Exercise brief:
Exact copy, no pictures: return all the data below as written.

Data shown:
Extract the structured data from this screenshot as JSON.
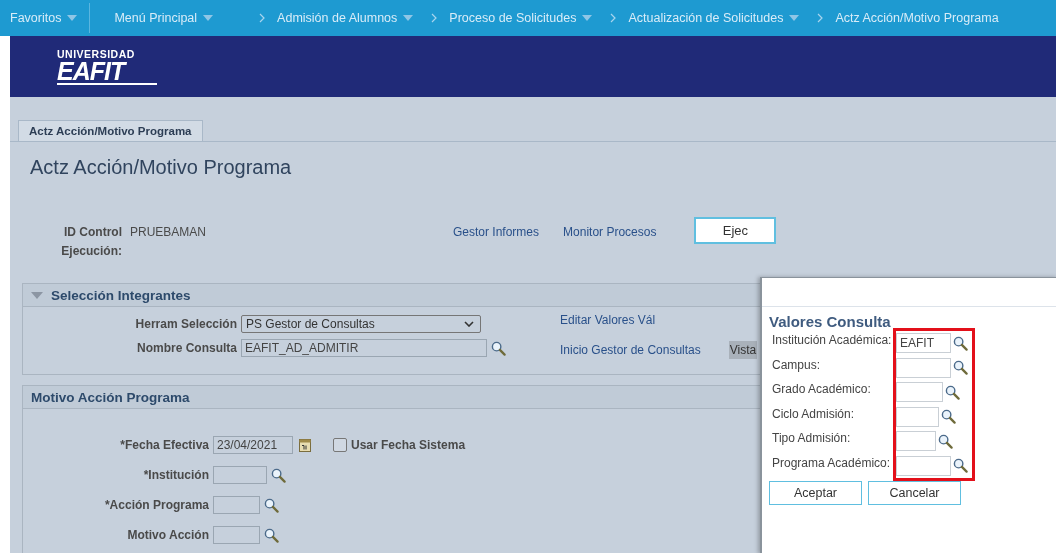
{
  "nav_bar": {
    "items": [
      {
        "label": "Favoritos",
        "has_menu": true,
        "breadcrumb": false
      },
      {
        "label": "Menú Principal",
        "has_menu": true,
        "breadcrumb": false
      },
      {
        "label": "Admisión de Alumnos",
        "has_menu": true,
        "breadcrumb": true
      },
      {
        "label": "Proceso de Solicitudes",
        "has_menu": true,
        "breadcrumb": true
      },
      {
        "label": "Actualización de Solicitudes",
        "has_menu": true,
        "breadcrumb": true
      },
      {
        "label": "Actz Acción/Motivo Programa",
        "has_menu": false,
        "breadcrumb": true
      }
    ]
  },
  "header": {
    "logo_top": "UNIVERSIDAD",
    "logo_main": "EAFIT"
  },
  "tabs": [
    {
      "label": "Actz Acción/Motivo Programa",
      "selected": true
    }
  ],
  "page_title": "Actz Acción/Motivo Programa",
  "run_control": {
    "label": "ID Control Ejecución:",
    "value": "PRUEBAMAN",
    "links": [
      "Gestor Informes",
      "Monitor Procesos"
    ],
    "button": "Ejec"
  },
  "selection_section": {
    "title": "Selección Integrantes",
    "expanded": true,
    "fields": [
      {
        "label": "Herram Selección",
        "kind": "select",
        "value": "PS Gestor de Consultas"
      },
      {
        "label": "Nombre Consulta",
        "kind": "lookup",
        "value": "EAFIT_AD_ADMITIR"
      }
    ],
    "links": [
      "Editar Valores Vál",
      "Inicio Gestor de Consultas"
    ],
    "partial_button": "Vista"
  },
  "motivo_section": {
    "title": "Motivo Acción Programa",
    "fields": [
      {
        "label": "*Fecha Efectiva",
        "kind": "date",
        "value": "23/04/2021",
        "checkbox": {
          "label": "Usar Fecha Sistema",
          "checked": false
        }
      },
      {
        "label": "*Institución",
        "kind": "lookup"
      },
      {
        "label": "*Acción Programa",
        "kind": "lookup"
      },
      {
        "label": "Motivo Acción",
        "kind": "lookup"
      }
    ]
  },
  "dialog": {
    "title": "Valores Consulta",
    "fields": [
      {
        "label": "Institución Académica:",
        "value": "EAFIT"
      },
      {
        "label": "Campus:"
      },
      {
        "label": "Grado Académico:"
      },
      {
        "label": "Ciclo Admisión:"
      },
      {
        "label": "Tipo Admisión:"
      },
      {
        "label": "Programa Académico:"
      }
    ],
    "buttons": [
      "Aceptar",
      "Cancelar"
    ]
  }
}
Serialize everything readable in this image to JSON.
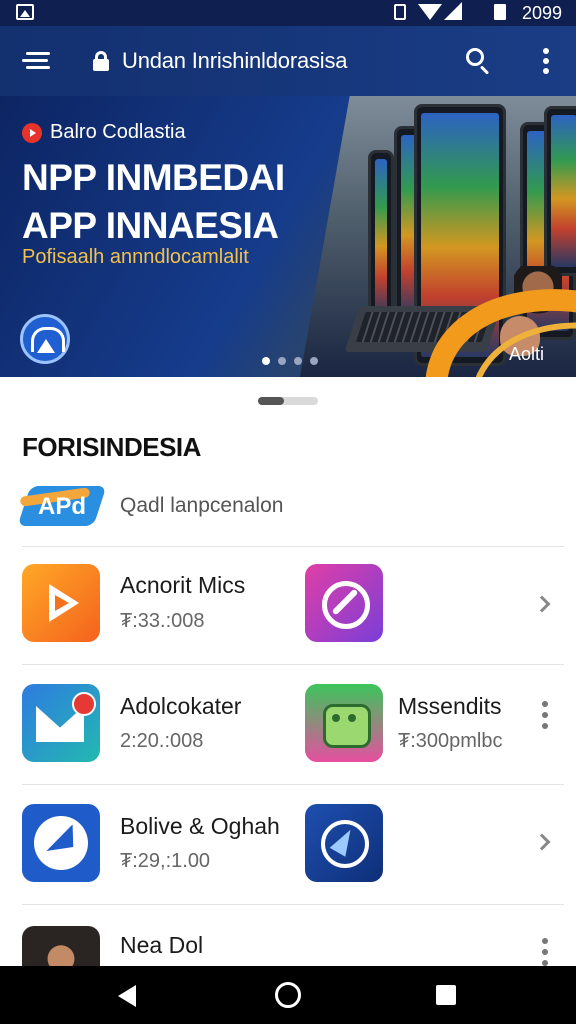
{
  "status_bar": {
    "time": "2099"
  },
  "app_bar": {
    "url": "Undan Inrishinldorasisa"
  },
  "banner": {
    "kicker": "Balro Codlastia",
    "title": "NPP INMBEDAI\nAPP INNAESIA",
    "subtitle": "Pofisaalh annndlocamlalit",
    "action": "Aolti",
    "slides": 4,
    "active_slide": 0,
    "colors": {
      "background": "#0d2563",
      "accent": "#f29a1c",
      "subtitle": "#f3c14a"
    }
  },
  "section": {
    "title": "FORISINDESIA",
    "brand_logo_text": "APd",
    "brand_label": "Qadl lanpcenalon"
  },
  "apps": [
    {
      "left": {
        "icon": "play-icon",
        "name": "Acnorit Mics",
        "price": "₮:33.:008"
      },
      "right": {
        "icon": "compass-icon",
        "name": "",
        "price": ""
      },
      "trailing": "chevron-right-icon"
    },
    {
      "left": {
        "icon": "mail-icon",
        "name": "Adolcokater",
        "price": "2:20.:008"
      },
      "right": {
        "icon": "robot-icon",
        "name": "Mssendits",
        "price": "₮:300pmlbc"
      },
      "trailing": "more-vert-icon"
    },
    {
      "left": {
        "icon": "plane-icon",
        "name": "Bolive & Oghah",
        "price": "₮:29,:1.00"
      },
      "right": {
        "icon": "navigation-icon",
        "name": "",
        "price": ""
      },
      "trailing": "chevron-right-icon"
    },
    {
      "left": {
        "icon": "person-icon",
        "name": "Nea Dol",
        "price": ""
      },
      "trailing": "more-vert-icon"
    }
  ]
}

Task output:
Extract the structured data from this screenshot as JSON.
{
  "nav_bar": {
    "items": [
      {
        "label": "Favoritos",
        "has_menu": true,
        "breadcrumb": false
      },
      {
        "label": "Menú Principal",
        "has_menu": true,
        "breadcrumb": false
      },
      {
        "label": "Admisión de Alumnos",
        "has_menu": true,
        "breadcrumb": true
      },
      {
        "label": "Proceso de Solicitudes",
        "has_menu": true,
        "breadcrumb": true
      },
      {
        "label": "Actualización de Solicitudes",
        "has_menu": true,
        "breadcrumb": true
      },
      {
        "label": "Actz Acción/Motivo Programa",
        "has_menu": false,
        "breadcrumb": true
      }
    ]
  },
  "header": {
    "logo_top": "UNIVERSIDAD",
    "logo_main": "EAFIT"
  },
  "tabs": [
    {
      "label": "Actz Acción/Motivo Programa",
      "selected": true
    }
  ],
  "page_title": "Actz Acción/Motivo Programa",
  "run_control": {
    "label": "ID Control Ejecución:",
    "value": "PRUEBAMAN",
    "links": [
      "Gestor Informes",
      "Monitor Procesos"
    ],
    "button": "Ejec"
  },
  "selection_section": {
    "title": "Selección Integrantes",
    "expanded": true,
    "fields": [
      {
        "label": "Herram Selección",
        "kind": "select",
        "value": "PS Gestor de Consultas"
      },
      {
        "label": "Nombre Consulta",
        "kind": "lookup",
        "value": "EAFIT_AD_ADMITIR"
      }
    ],
    "links": [
      "Editar Valores Vál",
      "Inicio Gestor de Consultas"
    ],
    "partial_button": "Vista"
  },
  "motivo_section": {
    "title": "Motivo Acción Programa",
    "fields": [
      {
        "label": "*Fecha Efectiva",
        "kind": "date",
        "value": "23/04/2021",
        "checkbox": {
          "label": "Usar Fecha Sistema",
          "checked": false
        }
      },
      {
        "label": "*Institución",
        "kind": "lookup"
      },
      {
        "label": "*Acción Programa",
        "kind": "lookup"
      },
      {
        "label": "Motivo Acción",
        "kind": "lookup"
      }
    ]
  },
  "dialog": {
    "title": "Valores Consulta",
    "fields": [
      {
        "label": "Institución Académica:",
        "value": "EAFIT"
      },
      {
        "label": "Campus:"
      },
      {
        "label": "Grado Académico:"
      },
      {
        "label": "Ciclo Admisión:"
      },
      {
        "label": "Tipo Admisión:"
      },
      {
        "label": "Programa Académico:"
      }
    ],
    "buttons": [
      "Aceptar",
      "Cancelar"
    ]
  }
}
Serialize everything readable in this image to JSON.
{
  "status_bar": {
    "time": "2099"
  },
  "app_bar": {
    "url": "Undan Inrishinldorasisa"
  },
  "banner": {
    "kicker": "Balro Codlastia",
    "title": "NPP INMBEDAI\nAPP INNAESIA",
    "subtitle": "Pofisaalh annndlocamlalit",
    "action": "Aolti",
    "slides": 4,
    "active_slide": 0,
    "colors": {
      "background": "#0d2563",
      "accent": "#f29a1c",
      "subtitle": "#f3c14a"
    }
  },
  "section": {
    "title": "FORISINDESIA",
    "brand_logo_text": "APd",
    "brand_label": "Qadl lanpcenalon"
  },
  "apps": [
    {
      "left": {
        "icon": "play-icon",
        "name": "Acnorit Mics",
        "price": "₮:33.:008"
      },
      "right": {
        "icon": "compass-icon",
        "name": "",
        "price": ""
      },
      "trailing": "chevron-right-icon"
    },
    {
      "left": {
        "icon": "mail-icon",
        "name": "Adolcokater",
        "price": "2:20.:008"
      },
      "right": {
        "icon": "robot-icon",
        "name": "Mssendits",
        "price": "₮:300pmlbc"
      },
      "trailing": "more-vert-icon"
    },
    {
      "left": {
        "icon": "plane-icon",
        "name": "Bolive & Oghah",
        "price": "₮:29,:1.00"
      },
      "right": {
        "icon": "navigation-icon",
        "name": "",
        "price": ""
      },
      "trailing": "chevron-right-icon"
    },
    {
      "left": {
        "icon": "person-icon",
        "name": "Nea Dol",
        "price": ""
      },
      "trailing": "more-vert-icon"
    }
  ]
}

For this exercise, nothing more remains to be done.